All of the stories are good, the one dealing with the changeling is a slow burn, quiet and unsettling as it builds to it’s climax. The story of the teens plays some interesting, (and some cliched), riffs on the ghost hunter genre, it’s good but the weakest of the four. The family versus the Krampus tale is an excellent slice of action horror/monster mayhem as the anti Santa punishes a family for it’s sins. And Santa vs the zombie elves could easily have been a feature on it’s own, it’s fast paced fun and very gory. It’s also where the film blows it.
As much as I want to give it away so I can describe how awful it is I won’t drop a spoiler on you. I’ll just say it negates both figuratively and literally much of what has gone before. Even an “it was all a dream” ending would have been better. To be fair, some folk really love the ending, but most of those I know who’ve caught it have pretty much hated it.
The film is the work of three directors Steven Hoban (Darknet), Grant Harvey (She Made Me Do It) and Brett Sullivan (Ginger Snaps 2: Unleashed). The presence of so many veterans of the Ginger Snaps filmsmay explain the film being set in Bailey Downs, the setting of the first two Ginger Snaps films. Four writers contributed Doug Taylor (Splice), Sarah Larsen (Darknet), James Kee (Darknet), and Pascal Trottier (Hellions). They all do good jobs with their segments.
The highlight of the cast is obviously Shatner as the progressively more inebriated DJ. He’s actually quite funny without being a total parody, something he’s been guilty of in the past.
A Christmas Horror story differs from Tales of Halloween not just in the number of stories but it’s approach to it’s casting. Rather than cram it full of genre celebrities it casts good actors with or without ties to horror, going for solid performances instead of endless opportunities to play spot the cameo or have in jokes.
So A Christmas Horror Story gets a split decision.

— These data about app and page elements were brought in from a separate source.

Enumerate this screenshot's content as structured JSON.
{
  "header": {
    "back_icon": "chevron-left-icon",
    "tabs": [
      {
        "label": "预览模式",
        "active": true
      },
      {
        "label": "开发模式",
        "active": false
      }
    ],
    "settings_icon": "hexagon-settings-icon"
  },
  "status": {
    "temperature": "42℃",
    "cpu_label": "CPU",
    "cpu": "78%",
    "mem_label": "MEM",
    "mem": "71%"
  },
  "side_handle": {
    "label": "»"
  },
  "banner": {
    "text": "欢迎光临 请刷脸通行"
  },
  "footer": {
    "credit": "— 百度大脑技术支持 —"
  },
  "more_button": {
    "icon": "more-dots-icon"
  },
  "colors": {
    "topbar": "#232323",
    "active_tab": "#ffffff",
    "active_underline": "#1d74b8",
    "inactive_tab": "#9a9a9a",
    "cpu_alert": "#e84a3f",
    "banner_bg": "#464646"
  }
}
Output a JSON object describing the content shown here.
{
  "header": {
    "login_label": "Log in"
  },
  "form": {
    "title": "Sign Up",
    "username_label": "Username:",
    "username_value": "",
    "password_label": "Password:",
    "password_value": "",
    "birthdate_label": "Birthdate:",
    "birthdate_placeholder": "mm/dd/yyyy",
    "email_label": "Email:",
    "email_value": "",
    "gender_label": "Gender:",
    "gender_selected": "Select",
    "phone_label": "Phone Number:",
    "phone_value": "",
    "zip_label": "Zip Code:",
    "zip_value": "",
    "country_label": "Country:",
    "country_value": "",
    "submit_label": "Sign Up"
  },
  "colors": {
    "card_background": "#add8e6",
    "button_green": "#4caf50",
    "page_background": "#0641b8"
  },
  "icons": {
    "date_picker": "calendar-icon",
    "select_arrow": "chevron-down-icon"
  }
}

It’s a great film for 99% of it’s running time but goes badly off the rails at the end. I’m still giving it a recommendation, but not nearly as strong as I wish I could.